Responsible and sustainable investing – where environmental, social and governance (ESG) issues are factored into investment decisions – has grown significantly over the last few years. According to data by Morningstar, ESG-labelled funds are now approaching $2trn AUM, up from just $450bn in 2011.
The number of new entrants into the ESG sphere has been unprecedented and investment houses of all sizes are rushing to market with new or repurposed products, claiming to be experts in the field. However, concerns exist that some ESG funds are not as sustainable as investors might think.
As the field expands, many groups have turned to ESG rating providers including MSCI, Sustainalytics and ISS to help with investment decisions. These agencies aggregate hundreds of indicators from across E, S and G topics and provide quantitative scores that can be integrated into the investment process.
As investor demand has grown to incorporate ESG issues into investment, the influence of ESG rating providers has grown exponentially. However, investors should be cautious of placing too much reliance on ESG scores. Recent scandals at Boohoo and Wirecard – both of which were highly rated by agencies – illustrate why.
The limits of ESG ratings
There is no single, accepted methodology for calculating an ESG rating. As a result, ESG scores are inherently subjective, based on the agencies own opinion of the importance of each E, S and G topic. Unfortunately, more often than not, rating providers focus only on the ESG topics which are deemed by them to be “financially material” – that is those which are presumed directly to impact a company’s financial performance such as revenue and profitability.
In our view, this is only one aspect of what is material for businesses, and in taking this narrow view, ESG ratings are failing to account for the full impact of a company’s activities on society and the environment. Certain ESG issues may not be financially material, but ignoring them can have serious consequences. Take ensuring workers have fair and decent working conditions – advocating for better standards may increase a company’s costs, at least in the short term, yet providing decent jobs goes a long way towards creating a more just society. For responsible and sustainable investors, decent working conditions (and indeed any ESG issue) should not need to be “financially material” to be worth promoting, yet many ESG ratings would suggest otherwise.
In addition, ratings tend to focus on the management of key topics whilst often overlooking what the business actually does – be that positive or negative. For example, according to Revinitiv data, British American Tobacco and Glencore are in the top 5 most highly rated companies on ESG in the FTSE100.1 Clearly, anyone actually looking at what these companies do – tobacco and mining – is unlikely to consider them among the most sustainable. On the flip side, we have also found that ratings often fail to capture the positive contribution of companies providing solutions to some of the biggest global challenges.
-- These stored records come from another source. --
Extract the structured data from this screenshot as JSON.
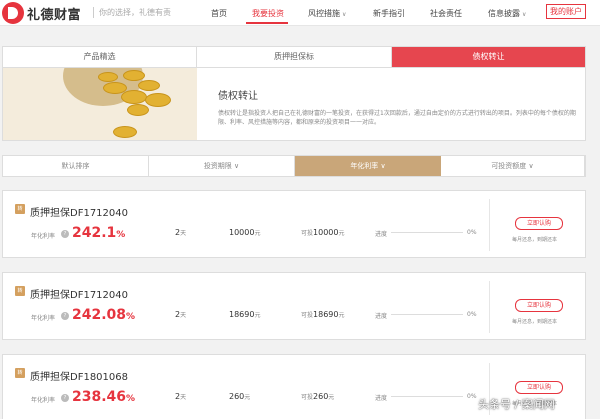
{
  "header": {
    "brand": "礼德财富",
    "slogan": "你的选择，礼德有责",
    "nav": [
      {
        "label": "首页"
      },
      {
        "label": "我要投资"
      },
      {
        "label": "风控措施"
      },
      {
        "label": "新手指引"
      },
      {
        "label": "社会责任"
      },
      {
        "label": "信息披露"
      }
    ],
    "account_label": "我的账户"
  },
  "tabs": [
    {
      "label": "产品精选"
    },
    {
      "label": "质押担保标"
    },
    {
      "label": "债权转让"
    }
  ],
  "banner": {
    "title": "债权转让",
    "description": "债权转让是指投资人把自己在礼德财富的一笔投资，在获得过1次回款后，通过自由定价的方式进行转出的项目。列表中的每个债权的期限、利率、风控措施等内容，都和原来的投资项目一一对应。"
  },
  "sort": [
    {
      "label": "默认排序"
    },
    {
      "label": "投资期限 ∨"
    },
    {
      "label": "年化利率 ∨"
    },
    {
      "label": "可投资额度 ∨"
    }
  ],
  "products": [
    {
      "badge": "转",
      "title": "质押担保DF1712040",
      "rate_label": "年化利率",
      "rate": "242.1",
      "rate_unit": "%",
      "term": "2",
      "term_unit": "天",
      "amount": "10000",
      "amount_unit": "元",
      "avail_label": "可投",
      "avail": "10000",
      "avail_unit": "元",
      "progress_label": "进度",
      "progress": 0,
      "progress_text": "0%",
      "buy_label": "立即认购",
      "repay": "每月还息，到期还本"
    },
    {
      "badge": "转",
      "title": "质押担保DF1712040",
      "rate_label": "年化利率",
      "rate": "242.08",
      "rate_unit": "%",
      "term": "2",
      "term_unit": "天",
      "amount": "18690",
      "amount_unit": "元",
      "avail_label": "可投",
      "avail": "18690",
      "avail_unit": "元",
      "progress_label": "进度",
      "progress": 0,
      "progress_text": "0%",
      "buy_label": "立即认购",
      "repay": "每月还息，到期还本"
    },
    {
      "badge": "转",
      "title": "质押担保DF1801068",
      "rate_label": "年化利率",
      "rate": "238.46",
      "rate_unit": "%",
      "term": "2",
      "term_unit": "天",
      "amount": "260",
      "amount_unit": "元",
      "avail_label": "可投",
      "avail": "260",
      "avail_unit": "元",
      "progress_label": "进度",
      "progress": 0,
      "progress_text": "0%",
      "buy_label": "立即认购",
      "repay": "每月还息，到期还本"
    }
  ],
  "watermark": "头条号 / 案闻网",
  "colors": {
    "brand_red": "#e6343e",
    "tab_active": "#e6464f",
    "sort_active": "#c9a679",
    "badge": "#d4a05f"
  },
  "icons": [
    "brand-logo-icon",
    "question-icon",
    "transfer-badge-icon",
    "chevron-down-icon"
  ]
}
ESG ratings are attempting to quantify what, in many cases, is intangible and cannot be quantified. This is particularly true for the S of ESG. Whilst carbon emissions and diversity may be easy to measure, it is much more difficult to assign a value to topics like employee wellbeing and company culture. Further complicating matters is the fact that company reporting on some (especially social) ESG topics is still in its infancy, with limited standardised reporting requirements resulting in disclosures of varying completeness and quality. With this in mind, we believe that a qualitative assessment is always necessary.
Lastly, ESG reaches across everything from climate change and biodiversity to health and safety and board diversity. In generating an ESG score, providers combine information from hundreds of indicators into a single rating, and this aggregation can also bury significant risks. For example, a company might receive a high overall rating due to a low carbon footprint and good corporate governance, despite serious human rights violations in its supply chain.
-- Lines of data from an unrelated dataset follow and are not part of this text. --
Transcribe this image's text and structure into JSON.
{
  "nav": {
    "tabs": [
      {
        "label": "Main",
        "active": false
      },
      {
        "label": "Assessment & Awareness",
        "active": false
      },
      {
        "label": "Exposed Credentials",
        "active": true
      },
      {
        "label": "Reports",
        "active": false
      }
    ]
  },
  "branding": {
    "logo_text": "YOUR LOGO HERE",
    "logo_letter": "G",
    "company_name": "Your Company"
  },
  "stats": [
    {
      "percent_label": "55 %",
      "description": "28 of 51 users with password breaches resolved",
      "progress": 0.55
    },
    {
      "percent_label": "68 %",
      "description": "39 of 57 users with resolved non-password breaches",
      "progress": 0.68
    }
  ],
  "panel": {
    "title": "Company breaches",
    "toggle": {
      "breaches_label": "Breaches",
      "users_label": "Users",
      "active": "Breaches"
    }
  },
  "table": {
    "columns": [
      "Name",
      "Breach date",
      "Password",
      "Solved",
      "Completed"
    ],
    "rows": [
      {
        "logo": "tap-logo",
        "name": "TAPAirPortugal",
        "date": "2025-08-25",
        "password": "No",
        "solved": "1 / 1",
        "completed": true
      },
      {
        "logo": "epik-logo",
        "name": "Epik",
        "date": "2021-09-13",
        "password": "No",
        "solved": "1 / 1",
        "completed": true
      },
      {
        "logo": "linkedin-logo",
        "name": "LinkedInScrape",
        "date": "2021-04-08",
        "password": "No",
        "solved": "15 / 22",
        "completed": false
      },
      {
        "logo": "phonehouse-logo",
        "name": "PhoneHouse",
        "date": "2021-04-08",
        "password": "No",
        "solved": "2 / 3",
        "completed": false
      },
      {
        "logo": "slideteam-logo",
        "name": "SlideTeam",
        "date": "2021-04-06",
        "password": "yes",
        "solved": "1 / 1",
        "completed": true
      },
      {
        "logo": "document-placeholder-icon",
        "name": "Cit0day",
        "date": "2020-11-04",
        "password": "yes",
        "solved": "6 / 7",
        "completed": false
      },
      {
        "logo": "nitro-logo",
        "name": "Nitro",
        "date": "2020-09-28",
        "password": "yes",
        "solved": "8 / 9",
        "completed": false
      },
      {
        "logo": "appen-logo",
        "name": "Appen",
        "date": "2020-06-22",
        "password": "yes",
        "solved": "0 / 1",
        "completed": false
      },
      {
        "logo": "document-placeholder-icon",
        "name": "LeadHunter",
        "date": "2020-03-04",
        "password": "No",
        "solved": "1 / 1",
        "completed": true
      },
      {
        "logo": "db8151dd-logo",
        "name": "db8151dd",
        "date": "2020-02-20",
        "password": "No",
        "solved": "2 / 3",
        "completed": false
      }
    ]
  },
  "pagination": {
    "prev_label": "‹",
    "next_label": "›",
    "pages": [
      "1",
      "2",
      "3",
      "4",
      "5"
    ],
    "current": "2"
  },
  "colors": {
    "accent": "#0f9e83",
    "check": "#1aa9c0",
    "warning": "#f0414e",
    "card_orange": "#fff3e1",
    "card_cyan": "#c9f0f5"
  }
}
Our approach at EdenTree
At EdenTree, our approach fully integrates environmental, social and governance factors in every part of our investment process. We have written in the past about the importance of research in our investment process, and this is a key differentiator in our approach.
For the reasons outlined above, we know that relying on an ESG rating can expose clients to unexpected risks. Whilst we receive ISS-ESG ratings and may refer to them as an additional layer of due diligence, we place a much larger emphasis on our own in-house research.
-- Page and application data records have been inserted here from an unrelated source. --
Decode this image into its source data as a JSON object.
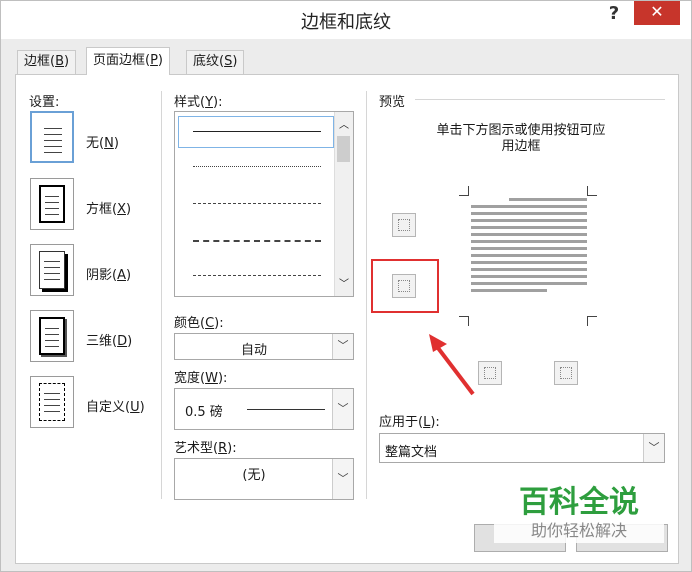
{
  "window": {
    "title": "边框和底纹"
  },
  "title_buttons": {
    "help": "?",
    "close": "✕"
  },
  "tabs": [
    {
      "label": "边框(",
      "key": "B",
      "end": ")"
    },
    {
      "label": "页面边框(",
      "key": "P",
      "end": ")"
    },
    {
      "label": "底纹(",
      "key": "S",
      "end": ")"
    }
  ],
  "settings": {
    "heading": "设置:",
    "items": [
      {
        "label": "无(",
        "key": "N",
        "end": ")"
      },
      {
        "label": "方框(",
        "key": "X",
        "end": ")"
      },
      {
        "label": "阴影(",
        "key": "A",
        "end": ")"
      },
      {
        "label": "三维(",
        "key": "D",
        "end": ")"
      },
      {
        "label": "自定义(",
        "key": "U",
        "end": ")"
      }
    ]
  },
  "style": {
    "label": "样式(",
    "key": "Y",
    "end": "):"
  },
  "color": {
    "label": "颜色(",
    "key": "C",
    "end": "):",
    "value": "自动"
  },
  "width": {
    "label": "宽度(",
    "key": "W",
    "end": "):",
    "value": "0.5 磅"
  },
  "art": {
    "label": "艺术型(",
    "key": "R",
    "end": "):",
    "value": "(无)"
  },
  "preview": {
    "heading": "预览",
    "hint_line1": "单击下方图示或使用按钮可应",
    "hint_line2": "用边框"
  },
  "apply_to": {
    "label": "应用于(",
    "key": "L",
    "end": "):",
    "value": "整篇文档"
  },
  "watermark": {
    "title": "百科全说",
    "subtitle": "助你轻松解决"
  },
  "colors": {
    "close_bg": "#c7352b",
    "highlight_red": "#e03030",
    "selection_blue": "#6aa0d6",
    "watermark_green": "#2e9e3e"
  }
}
To be suitable for inclusion within our range of funds all new ideas must meet the criteria laid out by our responsible and sustainable screening model. There are three parts to this process: ethics and values, responsibility and ESG and sustainability and thematic.
The ten values screens aim to avoid harmful activities. We then have a responsibility criteria, incorporating six different considerations which reflect a company’s management of key ESG risks. These are intentionally broad to capture all relevant topics, and are key to the way in which we consider stocks as being suitable for inclusion. Finally, we also consider the positive thematic sustainability case, with a focus on education, health and wellbeing, social infrastructure, and sustainable solutions.
Throughout this process, our fund managers and responsible investment team work side by side to analyse risks and opportunities, and we will often meet with the management team of a company to supplement our own research and provide further critical insight into the suitability of a stock.
The depth of this analysis is key to how we deliver superior ‘Profits with Principles’ for clients over the long-term, something that is simply not possible using an approach which relies solely on ESG ratings.